Your assignment:
Copy the lines below word for word, skipping any image.

Dataset excerpts:
·····

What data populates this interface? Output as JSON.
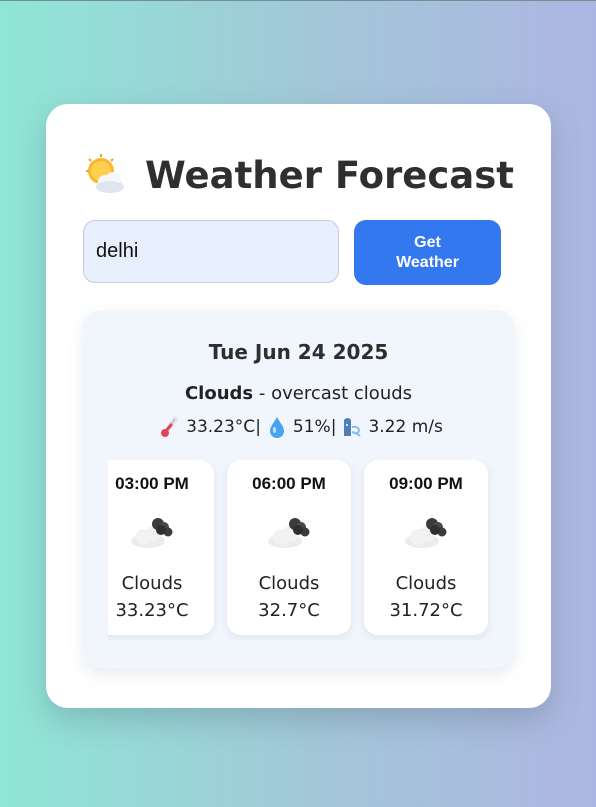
{
  "header": {
    "icon": "sun-behind-cloud-icon",
    "title": "Weather Forecast"
  },
  "search": {
    "value": "delhi",
    "button_label": "Get Weather"
  },
  "current": {
    "date": "Tue Jun 24 2025",
    "condition": "Clouds",
    "separator": " - ",
    "description": "overcast clouds",
    "temperature": "33.23°C",
    "humidity": "51%",
    "wind": "3.22 m/s",
    "sep": " | ",
    "icons": [
      "thermometer-icon",
      "droplet-icon",
      "wind-face-icon"
    ]
  },
  "forecast": [
    {
      "time": "03:00 PM",
      "icon": "cloud-icon",
      "desc": "Clouds",
      "temp": "33.23°C"
    },
    {
      "time": "06:00 PM",
      "icon": "cloud-icon",
      "desc": "Clouds",
      "temp": "32.7°C"
    },
    {
      "time": "09:00 PM",
      "icon": "cloud-icon",
      "desc": "Clouds",
      "temp": "31.72°C"
    }
  ],
  "colors": {
    "accent": "#3478f0",
    "card_bg": "#ffffff",
    "panel_bg": "#f1f5fc",
    "input_bg": "#e8effc"
  }
}
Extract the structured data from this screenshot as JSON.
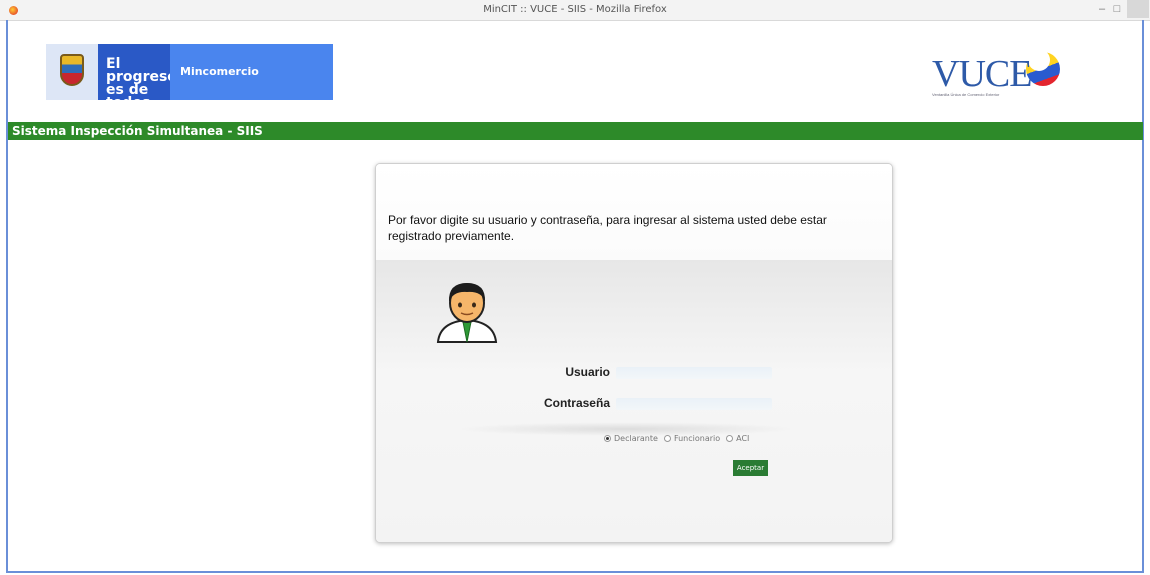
{
  "window": {
    "title": "MinCIT :: VUCE - SIIS - Mozilla Firefox",
    "min_glyph": "–",
    "max_glyph": "□"
  },
  "header": {
    "gov_slogan": "El progreso es de todos",
    "ministry": "Mincomercio",
    "vuce_logo_text": "VUCE",
    "vuce_logo_subtitle": "Ventanilla Única de Comercio Exterior"
  },
  "system": {
    "title": "Sistema Inspección Simultanea - SIIS"
  },
  "login": {
    "instructions": "Por favor digite su usuario y contraseña, para ingresar al sistema usted debe estar registrado previamente.",
    "user_label": "Usuario",
    "user_value": "",
    "password_label": "Contraseña",
    "password_value": "",
    "roles": [
      {
        "label": "Declarante",
        "selected": true
      },
      {
        "label": "Funcionario",
        "selected": false
      },
      {
        "label": "ACI",
        "selected": false
      }
    ],
    "submit_label": "Aceptar"
  },
  "colors": {
    "green_bar": "#2d8a29",
    "gov_blue_dark": "#2a59c6",
    "gov_blue_light": "#4a85ee",
    "vuce_blue": "#2e5aa8",
    "accept_button": "#2a7b33"
  },
  "icons": {
    "browser": "firefox-icon",
    "avatar": "user-avatar-icon",
    "crest": "colombia-crest-icon"
  }
}
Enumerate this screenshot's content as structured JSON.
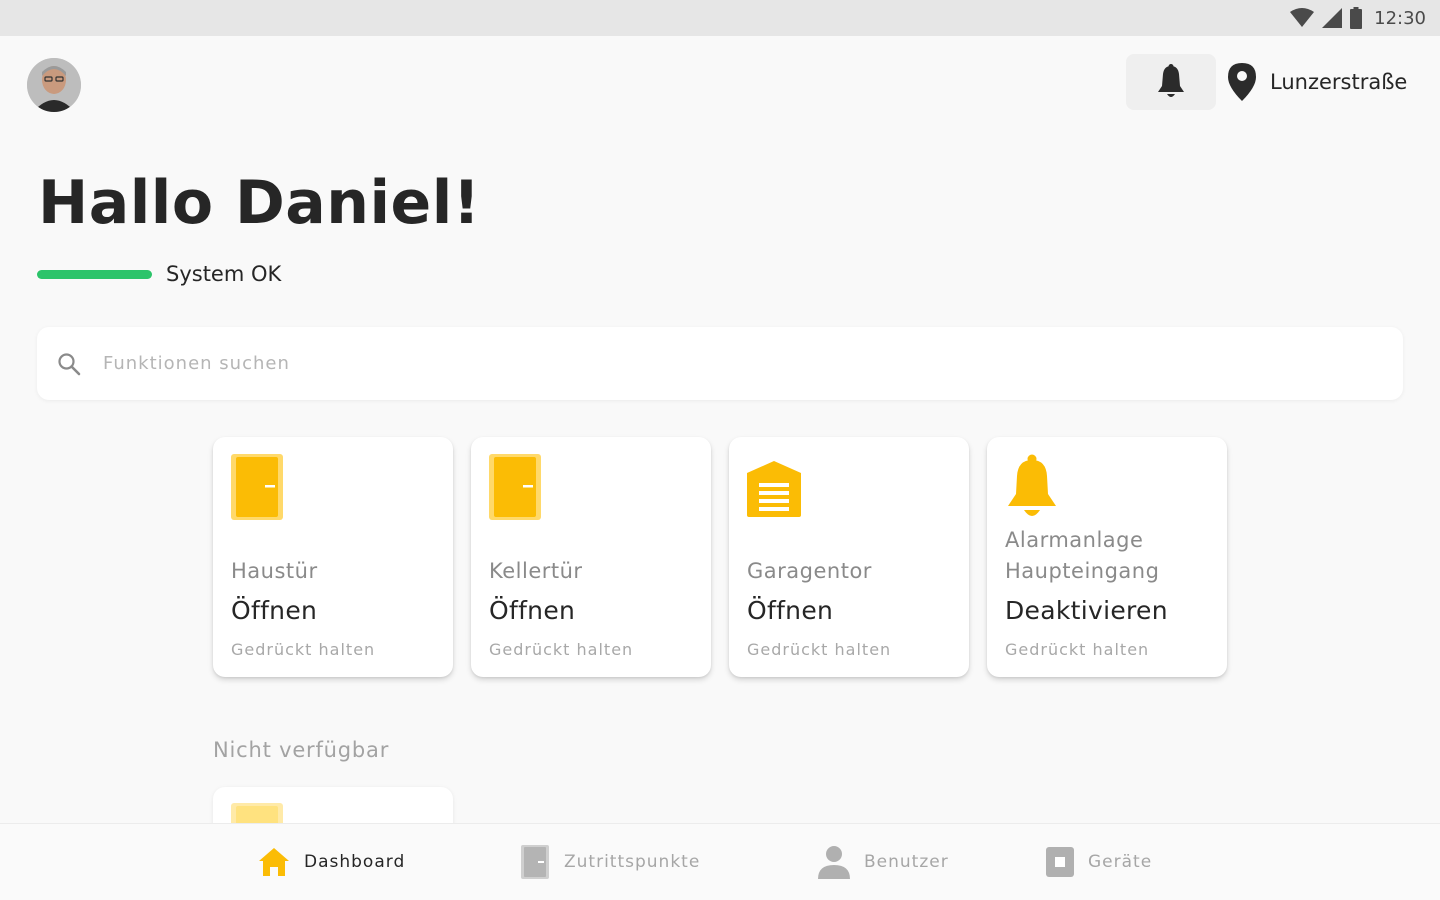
{
  "status_bar": {
    "time": "12:30"
  },
  "header": {
    "location": "Lunzerstraße"
  },
  "greeting": "Hallo Daniel!",
  "system_status": {
    "label": "System OK",
    "color": "#2cc46a"
  },
  "search": {
    "placeholder": "Funktionen suchen"
  },
  "cards": [
    {
      "name": "Haustür",
      "action": "Öffnen",
      "hint": "Gedrückt halten",
      "icon": "door-icon"
    },
    {
      "name": "Kellertür",
      "action": "Öffnen",
      "hint": "Gedrückt halten",
      "icon": "door-icon"
    },
    {
      "name": "Garagentor",
      "action": "Öffnen",
      "hint": "Gedrückt halten",
      "icon": "garage-icon"
    },
    {
      "name": "Alarmanlage Haupteingang",
      "action": "Deaktivieren",
      "hint": "Gedrückt halten",
      "icon": "alarm-bell-icon"
    }
  ],
  "unavailable_section": {
    "title": "Nicht verfügbar"
  },
  "bottom_nav": [
    {
      "label": "Dashboard",
      "icon": "home-icon",
      "active": true
    },
    {
      "label": "Zutrittspunkte",
      "icon": "door-icon",
      "active": false
    },
    {
      "label": "Benutzer",
      "icon": "user-icon",
      "active": false
    },
    {
      "label": "Geräte",
      "icon": "device-icon",
      "active": false
    }
  ],
  "colors": {
    "accent": "#fbbc05",
    "accent_light": "#ffd96a",
    "text": "#262626",
    "muted": "#a6a6a6"
  }
}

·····

Solution to this task:
What data populates this interface? Output as JSON.
{
  "header": {
    "icon": "sun-behind-cloud-icon",
    "title": "Weather Forecast"
  },
  "search": {
    "value": "delhi",
    "button_label": "Get Weather"
  },
  "current": {
    "date": "Tue Jun 24 2025",
    "condition": "Clouds",
    "separator": " - ",
    "description": "overcast clouds",
    "temperature": "33.23°C",
    "humidity": "51%",
    "wind": "3.22 m/s",
    "sep": " | ",
    "icons": [
      "thermometer-icon",
      "droplet-icon",
      "wind-face-icon"
    ]
  },
  "forecast": [
    {
      "time": "03:00 PM",
      "icon": "cloud-icon",
      "desc": "Clouds",
      "temp": "33.23°C"
    },
    {
      "time": "06:00 PM",
      "icon": "cloud-icon",
      "desc": "Clouds",
      "temp": "32.7°C"
    },
    {
      "time": "09:00 PM",
      "icon": "cloud-icon",
      "desc": "Clouds",
      "temp": "31.72°C"
    }
  ],
  "colors": {
    "accent": "#3478f0",
    "card_bg": "#ffffff",
    "panel_bg": "#f1f5fc",
    "input_bg": "#e8effc"
  }
}
Extract the structured data from this screenshot as JSON.
{
  "window": {
    "title": "MinCIT :: VUCE - SIIS - Mozilla Firefox",
    "min_glyph": "–",
    "max_glyph": "□"
  },
  "header": {
    "gov_slogan": "El progreso es de todos",
    "ministry": "Mincomercio",
    "vuce_logo_text": "VUCE",
    "vuce_logo_subtitle": "Ventanilla Única de Comercio Exterior"
  },
  "system": {
    "title": "Sistema Inspección Simultanea - SIIS"
  },
  "login": {
    "instructions": "Por favor digite su usuario y contraseña, para ingresar al sistema usted debe estar registrado previamente.",
    "user_label": "Usuario",
    "user_value": "",
    "password_label": "Contraseña",
    "password_value": "",
    "roles": [
      {
        "label": "Declarante",
        "selected": true
      },
      {
        "label": "Funcionario",
        "selected": false
      },
      {
        "label": "ACI",
        "selected": false
      }
    ],
    "submit_label": "Aceptar"
  },
  "colors": {
    "green_bar": "#2d8a29",
    "gov_blue_dark": "#2a59c6",
    "gov_blue_light": "#4a85ee",
    "vuce_blue": "#2e5aa8",
    "accept_button": "#2a7b33"
  },
  "icons": {
    "browser": "firefox-icon",
    "avatar": "user-avatar-icon",
    "crest": "colombia-crest-icon"
  }
}
Enumerate this screenshot's content as structured JSON.
{
  "status_bar": {
    "time": "12:30"
  },
  "header": {
    "location": "Lunzerstraße"
  },
  "greeting": "Hallo Daniel!",
  "system_status": {
    "label": "System OK",
    "color": "#2cc46a"
  },
  "search": {
    "placeholder": "Funktionen suchen"
  },
  "cards": [
    {
      "name": "Haustür",
      "action": "Öffnen",
      "hint": "Gedrückt halten",
      "icon": "door-icon"
    },
    {
      "name": "Kellertür",
      "action": "Öffnen",
      "hint": "Gedrückt halten",
      "icon": "door-icon"
    },
    {
      "name": "Garagentor",
      "action": "Öffnen",
      "hint": "Gedrückt halten",
      "icon": "garage-icon"
    },
    {
      "name": "Alarmanlage Haupteingang",
      "action": "Deaktivieren",
      "hint": "Gedrückt halten",
      "icon": "alarm-bell-icon"
    }
  ],
  "unavailable_section": {
    "title": "Nicht verfügbar"
  },
  "bottom_nav": [
    {
      "label": "Dashboard",
      "icon": "home-icon",
      "active": true
    },
    {
      "label": "Zutrittspunkte",
      "icon": "door-icon",
      "active": false
    },
    {
      "label": "Benutzer",
      "icon": "user-icon",
      "active": false
    },
    {
      "label": "Geräte",
      "icon": "device-icon",
      "active": false
    }
  ],
  "colors": {
    "accent": "#fbbc05",
    "accent_light": "#ffd96a",
    "text": "#262626",
    "muted": "#a6a6a6"
  }
}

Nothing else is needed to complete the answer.